2014 Tax Return Highlights

with No Comments

Tax Highlights

2013 saw three significant new taxes arrive on the scene, and while 2014 may not have been as momentous, there were still important changes that took place. To be honest, the scale and pace of changes the IRS has had to handle the last few years has put a great strain on their ability to adapt and enforce — my feel is that it will take time for the governmental, business, practitioner, and individual communities to adapt to all these new requirements.
But onward to this year’s filings — here’s some highlights impacting 2014 tax returns:

  • Required individual health insurance coverage. 2014 is the first year we’ll see individuals required to have health insurance, and be assessed a penalty if they don’t. The penalty (technically a “tax“) is $95 per adult this year, $325 next, and $695 the year after that (1/2 that for children). There are a few exceptions, including low income, unaffordable coverage, or a hardship that took place. You should be receiving a new tax form this year along with the others you’re used to: Form 1095-A/B/C — you’ll need this to demonstrate you were covered, so you don’t have to pay the additional tax. For more information, check out the IRS’ page on “The Individual Shared Responsibility Provision“.
  • Last-minute tax benefits extended. On December 19, the President signed into law a tax bill from Congress that extended a number of key provisions, including: (a) debt cancelled on your principal home will generally not be taxed for one more year — normally any type of debt that’s cancelled/forgiven is considered taxable income to you, (b) educators will continue to be able to deduct up to $250 of out-of-pocket expenses for one more year, (c) if you pay mortgage insurance on a primary or secondary home, it’ll generally be deductible for one more year, and (d) energy efficient improvements to your home, such as windows and insulation, will continue to receive a credit capped at $500 for one more year.
  • More payment options. The IRS is making it a little easier to pay taxes electronically with a new web payment system called DirectPay — from the site you’re able to easily send tax payments on up to the last twenty years from your bank account, as well as estimated tax payments or extension tax payments for the current tax year. This expands on the existing abilities to setup IRS installment agreements online, as well as recurring account access through the EFTPS website.
  • “Repair” versus “capital improvements” guidance. Businesses are finally receiving guidance from the IRS on which costs it can deduct right away as “repairs”, versus which costs which will need to be “capitalized” and deducted over future years as depreciation.
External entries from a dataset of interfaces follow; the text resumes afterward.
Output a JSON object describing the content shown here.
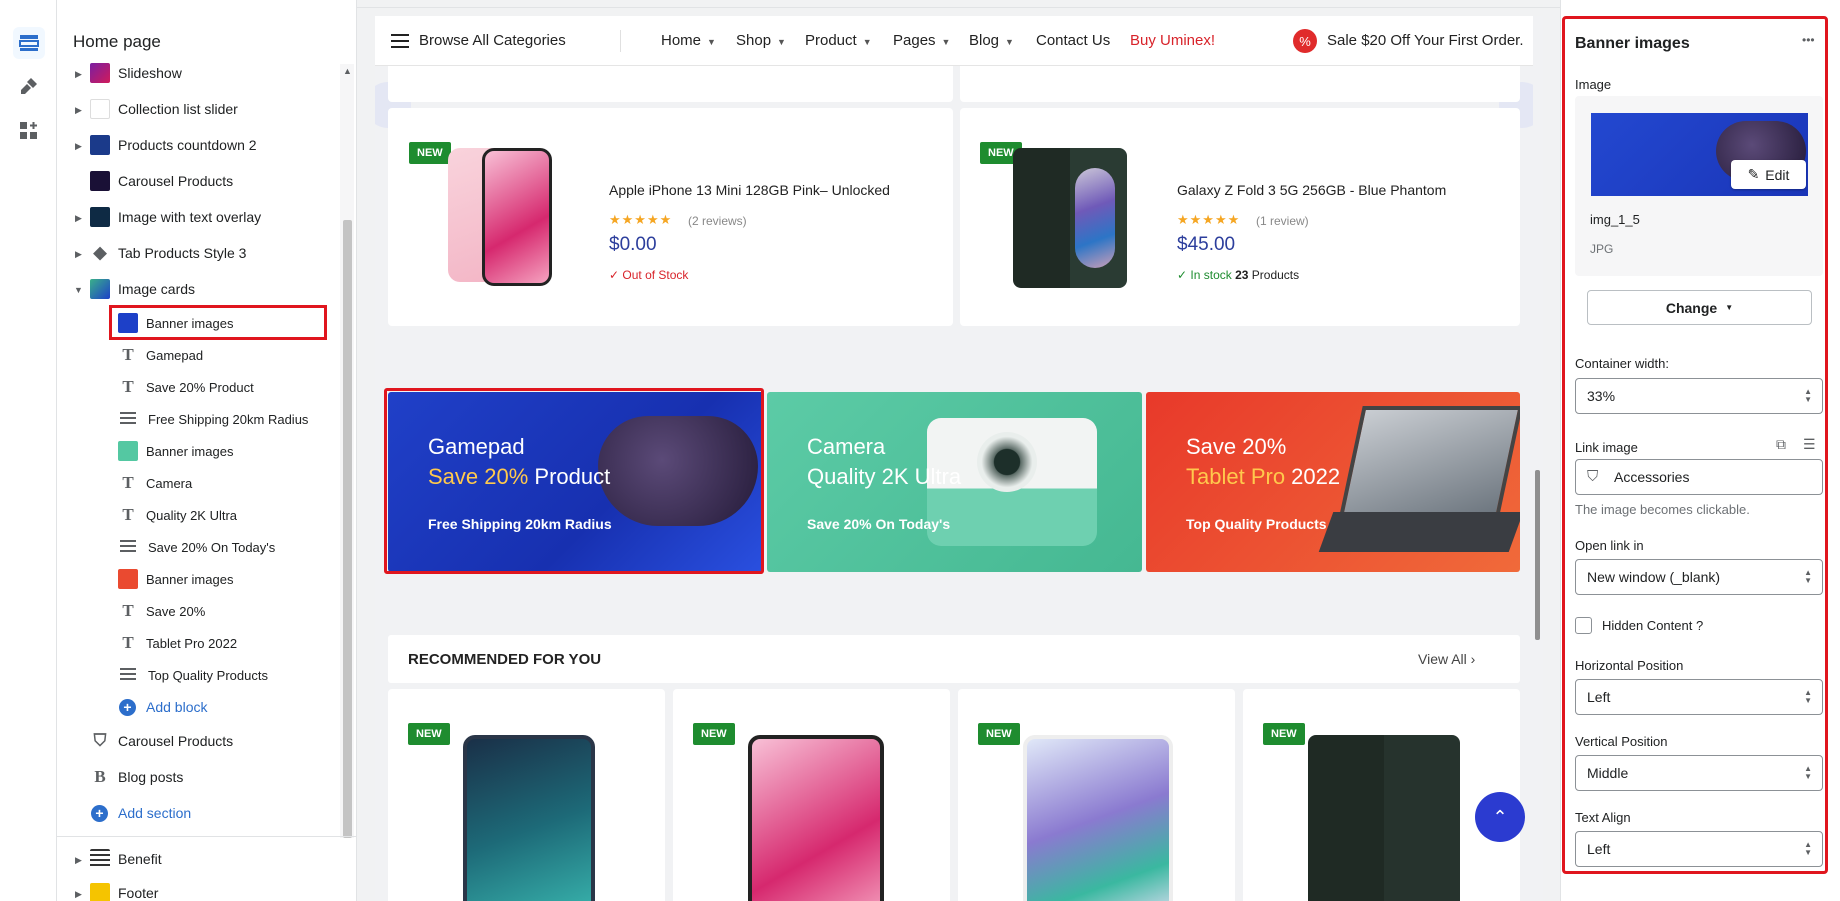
{
  "sidebar": {
    "title": "Home page",
    "tree": [
      {
        "label": "Slideshow"
      },
      {
        "label": "Collection list slider"
      },
      {
        "label": "Products countdown 2"
      },
      {
        "label": "Carousel Products"
      },
      {
        "label": "Image with text overlay"
      },
      {
        "label": "Tab Products Style 3"
      },
      {
        "label": "Image cards"
      },
      {
        "label": "Banner images"
      },
      {
        "label": "Gamepad"
      },
      {
        "label": "Save 20% Product"
      },
      {
        "label": "Free Shipping 20km Radius"
      },
      {
        "label": "Banner images"
      },
      {
        "label": "Camera"
      },
      {
        "label": "Quality 2K Ultra"
      },
      {
        "label": "Save 20% On Today's"
      },
      {
        "label": "Banner images"
      },
      {
        "label": "Save 20%"
      },
      {
        "label": "Tablet Pro 2022"
      },
      {
        "label": "Top Quality Products"
      },
      {
        "label": "Add block"
      },
      {
        "label": "Carousel Products"
      },
      {
        "label": "Blog posts"
      },
      {
        "label": "Add section"
      },
      {
        "label": "Benefit"
      },
      {
        "label": "Footer"
      }
    ]
  },
  "store": {
    "nav": {
      "browse": "Browse All Categories",
      "items": [
        "Home",
        "Shop",
        "Product",
        "Pages",
        "Blog"
      ],
      "contact": "Contact Us",
      "buy": "Buy Uminex!",
      "sale": "Sale $20 Off Your First Order."
    },
    "products": [
      {
        "badge": "NEW",
        "title": "Apple iPhone 13 Mini 128GB Pink– Unlocked",
        "stars": "★★★★★",
        "reviews": "(2 reviews)",
        "price": "$0.00",
        "stock": "✓ Out of Stock",
        "count": "",
        "count_suffix": ""
      },
      {
        "badge": "NEW",
        "title": "Galaxy Z Fold 3 5G 256GB - Blue Phantom",
        "stars": "★★★★★",
        "reviews": "(1 review)",
        "price": "$45.00",
        "stock": "✓ In stock",
        "count": "23",
        "count_suffix": " Products"
      }
    ],
    "banners": [
      {
        "line1": "Gamepad",
        "line2_hl": "Save 20%",
        "line2_rest": " Product",
        "line3": "Free Shipping 20km Radius",
        "color": "#1d40c8"
      },
      {
        "line1": "Camera",
        "line2_hl": "",
        "line2_rest": "Quality 2K Ultra",
        "line3": "Save 20% On Today's",
        "color": "#54c8a2"
      },
      {
        "line1": "Save 20%",
        "line2_hl": "Tablet Pro",
        "line2_rest": " 2022",
        "line3": "Top Quality Products",
        "color": "#ea4a30"
      }
    ],
    "recommended": {
      "title": "RECOMMENDED FOR YOU",
      "view_all": "View All"
    },
    "rec_badges": [
      "NEW",
      "NEW",
      "NEW",
      "NEW"
    ]
  },
  "settings": {
    "title": "Banner images",
    "more": "•••",
    "image_label": "Image",
    "edit": "Edit",
    "file_name": "img_1_5",
    "file_type": "JPG",
    "change": "Change",
    "container_width_label": "Container width:",
    "container_width": "33%",
    "link_label": "Link image",
    "link_value": "Accessories",
    "link_help": "The image becomes clickable.",
    "open_label": "Open link in",
    "open_value": "New window (_blank)",
    "hidden_label": "Hidden Content ?",
    "hpos_label": "Horizontal Position",
    "hpos": "Left",
    "vpos_label": "Vertical Position",
    "vpos": "Middle",
    "align_label": "Text Align",
    "align": "Left"
  }
}
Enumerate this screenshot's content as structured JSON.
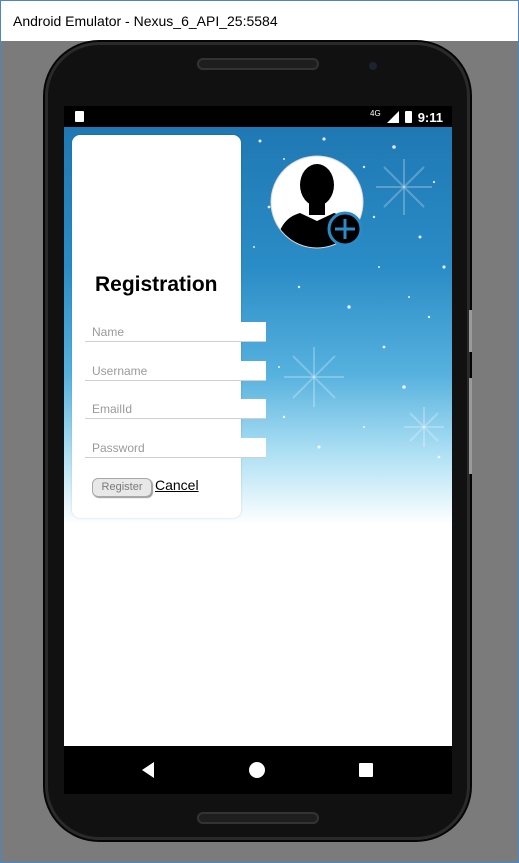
{
  "window": {
    "title": "Android Emulator - Nexus_6_API_25:5584"
  },
  "statusbar": {
    "network": "4G",
    "time": "9:11"
  },
  "form": {
    "title": "Registration",
    "fields": {
      "name_placeholder": "Name",
      "username_placeholder": "Username",
      "email_placeholder": "EmailId",
      "password_placeholder": "Password"
    },
    "register_label": "Register",
    "cancel_label": "Cancel"
  },
  "icons": {
    "avatar": "add-user-avatar-icon",
    "nav_back": "back-triangle-icon",
    "nav_home": "home-circle-icon",
    "nav_recent": "recent-apps-square-icon"
  },
  "colors": {
    "accent": "#2a8cc6",
    "window_border": "#4a87c5"
  }
}
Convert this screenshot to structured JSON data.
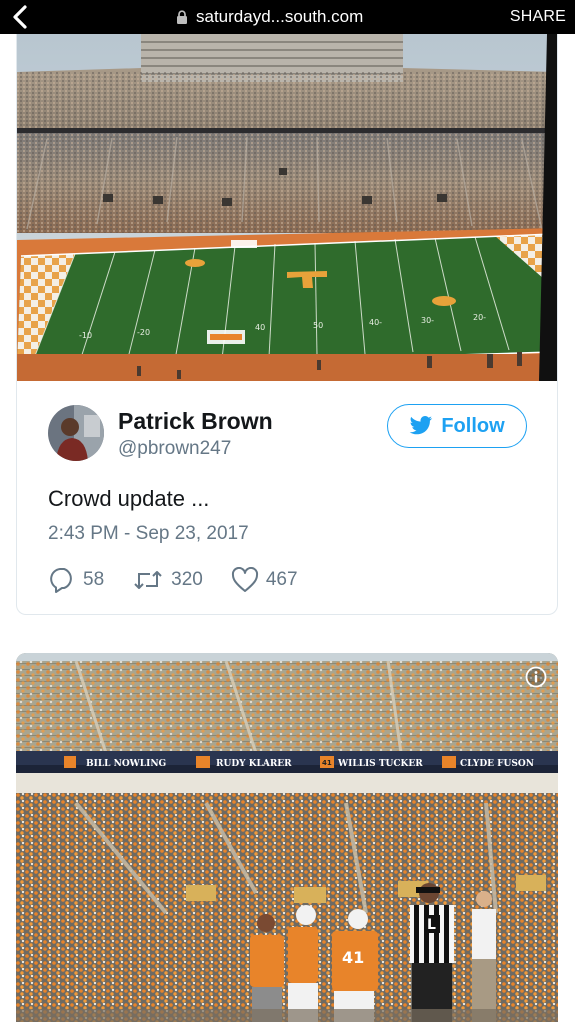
{
  "browser": {
    "url": "saturdayd...south.com",
    "share_label": "SHARE"
  },
  "tweet": {
    "user_name": "Patrick Brown",
    "user_handle": "@pbrown247",
    "follow_label": "Follow",
    "text": "Crowd update ...",
    "timestamp": "2:43 PM - Sep 23, 2017",
    "reply_count": "58",
    "retweet_count": "320",
    "like_count": "467"
  },
  "stadium_photo": {
    "yard_numbers": [
      "-10",
      "-20",
      "40",
      "50",
      "40-",
      "30-",
      "20-"
    ]
  },
  "crowd_photo": {
    "ring_of_honor": [
      {
        "number": "",
        "name": "BILL NOWLING"
      },
      {
        "number": "",
        "name": "RUDY KLARER"
      },
      {
        "number": "41",
        "name": "WILLIS TUCKER"
      },
      {
        "number": "",
        "name": "CLYDE FUSON"
      }
    ],
    "referee_letter": "L",
    "jersey_number": "41"
  },
  "colors": {
    "twitter_blue": "#1da1f2",
    "text_primary": "#14171a",
    "text_secondary": "#657786",
    "tennessee_orange": "#e8842a",
    "field_green": "#2f6b2c"
  }
}
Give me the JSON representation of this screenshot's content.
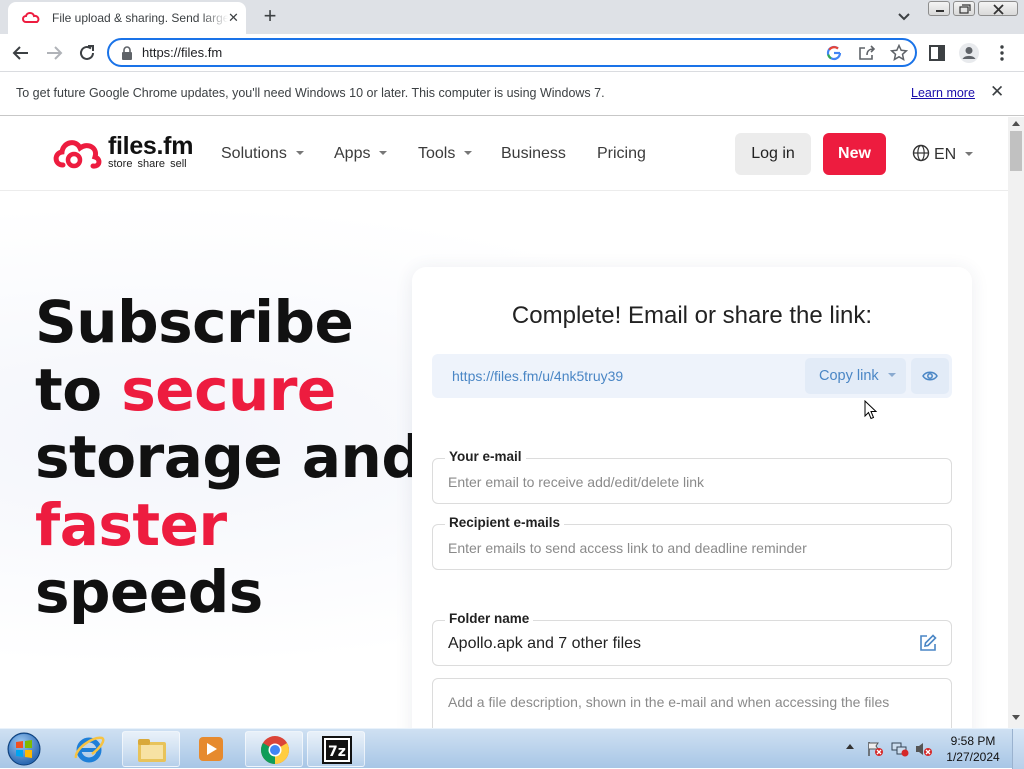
{
  "browser": {
    "tab_title": "File upload & sharing. Send large files",
    "tab_close": "✕",
    "new_tab": "+",
    "url": "https://files.fm"
  },
  "infobar": {
    "message": "To get future Google Chrome updates, you'll need Windows 10 or later. This computer is using Windows 7.",
    "learn_more": "Learn more",
    "close": "✕"
  },
  "site": {
    "logo_text": "files.fm",
    "logo_tagline": "store share sell",
    "nav": [
      "Solutions",
      "Apps",
      "Tools",
      "Business",
      "Pricing"
    ],
    "login": "Log in",
    "new": "New",
    "language": "EN",
    "brand_color": "#ed1c3f"
  },
  "hero": {
    "line1": "Subscribe",
    "line2a": "to",
    "line2b": "secure",
    "line3": "storage and",
    "line4": "faster",
    "line5": "speeds"
  },
  "card": {
    "title": "Complete! Email or share the link:",
    "share_link": "https://files.fm/u/4nk5truy39",
    "copy_link": "Copy link",
    "email_label": "Your e-mail",
    "email_placeholder": "Enter email to receive add/edit/delete link",
    "recipients_label": "Recipient e-mails",
    "recipients_placeholder": "Enter emails to send access link to and deadline reminder",
    "folder_label": "Folder name",
    "folder_value": "Apollo.apk and 7 other files",
    "description_placeholder": "Add a file description, shown in the e-mail and when accessing the files"
  },
  "taskbar": {
    "time": "9:58 PM",
    "date": "1/27/2024"
  }
}
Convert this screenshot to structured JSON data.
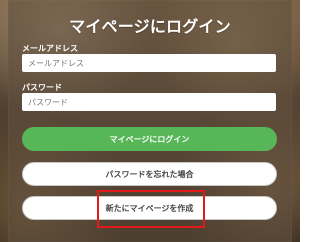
{
  "title": "マイページにログイン",
  "form": {
    "email_label": "メールアドレス",
    "email_placeholder": "メールアドレス",
    "password_label": "パスワード",
    "password_placeholder": "パスワード"
  },
  "actions": {
    "login_label": "マイページにログイン",
    "forgot_password_label": "パスワードを忘れた場合",
    "create_account_label": "新たにマイページを作成"
  },
  "colors": {
    "primary_green": "#57b657",
    "highlight_red": "#e21a1a"
  }
}
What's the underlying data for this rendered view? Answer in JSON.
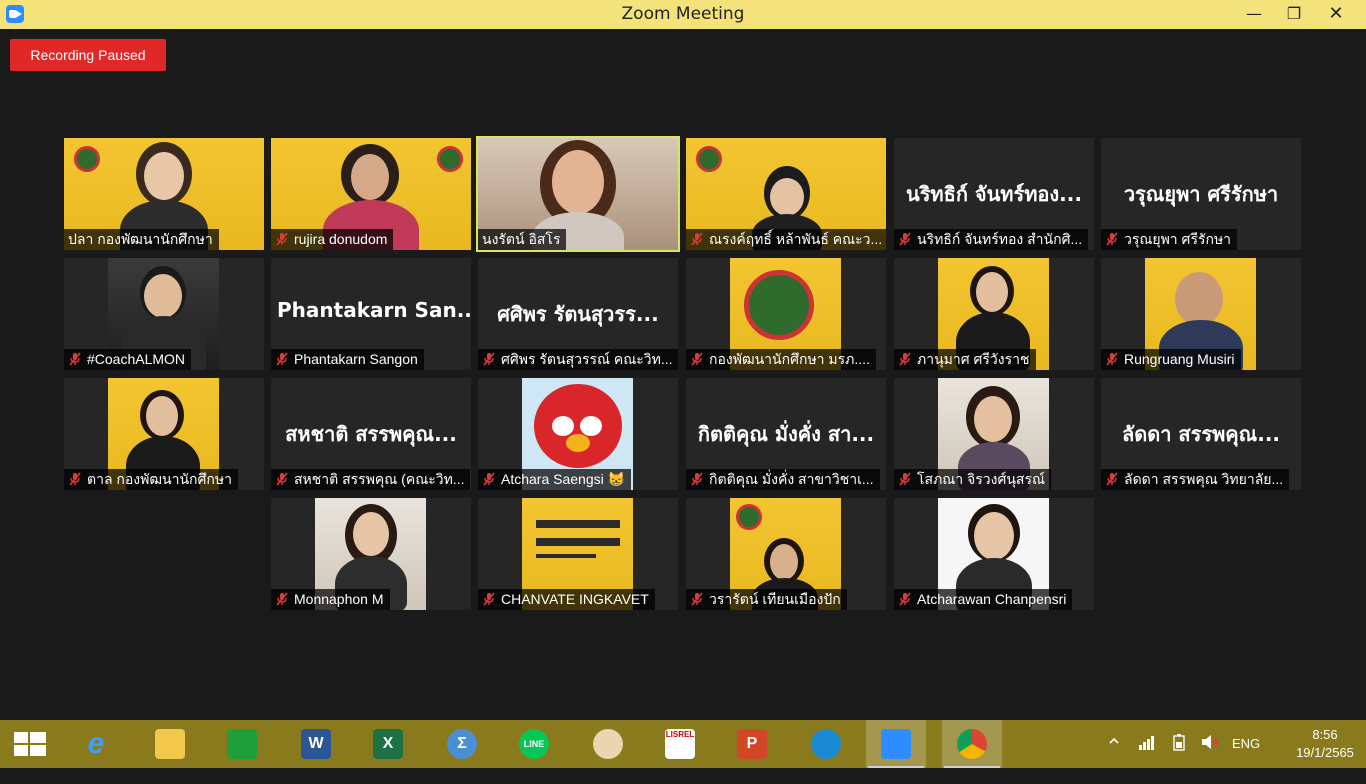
{
  "window": {
    "title": "Zoom Meeting",
    "minimize": "—",
    "maximize": "❐",
    "close": "✕"
  },
  "recording_status": "Recording Paused",
  "participants": [
    {
      "name": "ปลา กองพัฒนานักศึกษา",
      "muted": false,
      "video": true
    },
    {
      "name": "rujira donudom",
      "muted": true,
      "video": true
    },
    {
      "name": "นงรัตน์ อิสโร",
      "muted": false,
      "video": true,
      "active_speaker": true
    },
    {
      "name": "ณรงค์ฤทธิ์ หล้าพันธ์ คณะว...",
      "muted": true,
      "video": true
    },
    {
      "name": "นริทธิก์ จันทร์ทอง สำนักศิ...",
      "display_name": "นริทธิก์ จันทร์ทอง...",
      "muted": true,
      "video": false
    },
    {
      "name": "วรุณยุพา ศรีรักษา",
      "display_name": "วรุณยุพา ศรีรักษา",
      "muted": true,
      "video": false
    },
    {
      "name": "#CoachALMON",
      "muted": true,
      "video": true
    },
    {
      "name": "Phantakarn Sangon",
      "display_name": "Phantakarn San...",
      "muted": true,
      "video": false
    },
    {
      "name": "ศศิพร รัตนสุวรรณ์ คณะวิท...",
      "display_name": "ศศิพร รัตนสุวรร...",
      "muted": true,
      "video": false
    },
    {
      "name": "กองพัฒนานักศึกษา มรภ....",
      "muted": true,
      "video": true
    },
    {
      "name": "ภานุมาศ ศรีวังราช",
      "muted": true,
      "video": true
    },
    {
      "name": "Rungruang Musiri",
      "muted": true,
      "video": true
    },
    {
      "name": "ตาล กองพัฒนานักศึกษา",
      "muted": true,
      "video": true
    },
    {
      "name": "สหชาติ สรรพคุณ (คณะวิท...",
      "display_name": "สหชาติ สรรพคุณ...",
      "muted": true,
      "video": false
    },
    {
      "name": "Atchara Saengsi 😸",
      "muted": true,
      "video": true
    },
    {
      "name": "กิตติคุณ มั่งคั่ง สาขาวิชาเ...",
      "display_name": "กิตติคุณ มั่งคั่ง สา...",
      "muted": true,
      "video": false
    },
    {
      "name": "โสภณา จิรวงศ์นุสรณ์",
      "muted": true,
      "video": true
    },
    {
      "name": "ลัดดา สรรพคุณ วิทยาลัย...",
      "display_name": "ลัดดา สรรพคุณ...",
      "muted": true,
      "video": false
    },
    {
      "name": "Monnaphon M",
      "muted": true,
      "video": true
    },
    {
      "name": "CHANVATE INGKAVET",
      "muted": true,
      "video": true
    },
    {
      "name": "วรารัตน์ เทียนเมืองปัก",
      "muted": true,
      "video": true
    },
    {
      "name": "Atcharawan Chanpensri",
      "muted": true,
      "video": true
    }
  ],
  "taskbar": {
    "apps": [
      {
        "icon": "internet-explorer-icon",
        "label": "e"
      },
      {
        "icon": "file-explorer-icon",
        "label": ""
      },
      {
        "icon": "store-icon",
        "label": ""
      },
      {
        "icon": "word-icon",
        "label": "W"
      },
      {
        "icon": "excel-icon",
        "label": "X"
      },
      {
        "icon": "math-input-icon",
        "label": "Σ"
      },
      {
        "icon": "line-icon",
        "label": "LINE"
      },
      {
        "icon": "paint-icon",
        "label": ""
      },
      {
        "icon": "lisrel-icon",
        "label": "LISREL"
      },
      {
        "icon": "powerpoint-icon",
        "label": "P"
      },
      {
        "icon": "edge-icon",
        "label": ""
      },
      {
        "icon": "zoom-icon",
        "label": ""
      },
      {
        "icon": "chrome-icon",
        "label": ""
      }
    ],
    "language": "ENG",
    "time": "8:56",
    "date": "19/1/2565"
  },
  "colors": {
    "titlebar": "#f4e27a",
    "recording_badge": "#e02828",
    "active_speaker_border": "#d8e55f",
    "taskbar": "#8a7a1e",
    "muted_mic": "#e03a3a"
  }
}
Generally, for smaller businesses, costs under $500 can be deducted right away as repairs, while costs over that amount should be evaluated for being capitalized and depreciated. Buildings are also now separated into eight different component types (e.g., HVAC, electrical, plumbing, etc.) with different depreciable lives. There’s actually a whole lot more to this area than be covered here, and if you’re interested to read further, I recommend the discussion in the IRS’ own Capitalization v Repair Audit Technique Guide.
  • Healthcare law impact for businesses. This is a complex and continuously unfolding part of the law, and there’s even rumors the Congress that was just seated on January 6 may be taking action to undo part of the law. Generally speaking, employers with 50 or more employees have more stringent requirements in the form of what benefits need to be made available to employees, and what needs to be reported to the government. And there’s also a tax credit available for employers who have less than 25 employees and provide health coverage. More information can be found on pages at the IRS’ site, the Small Business Administration’s site (some good summaries by business size), and the Health and Human Services’ site.

So those are some of the big changes afoot this year — as always, don’t hesitate to give us a ring with any questions, and here’s to a smooth filing season!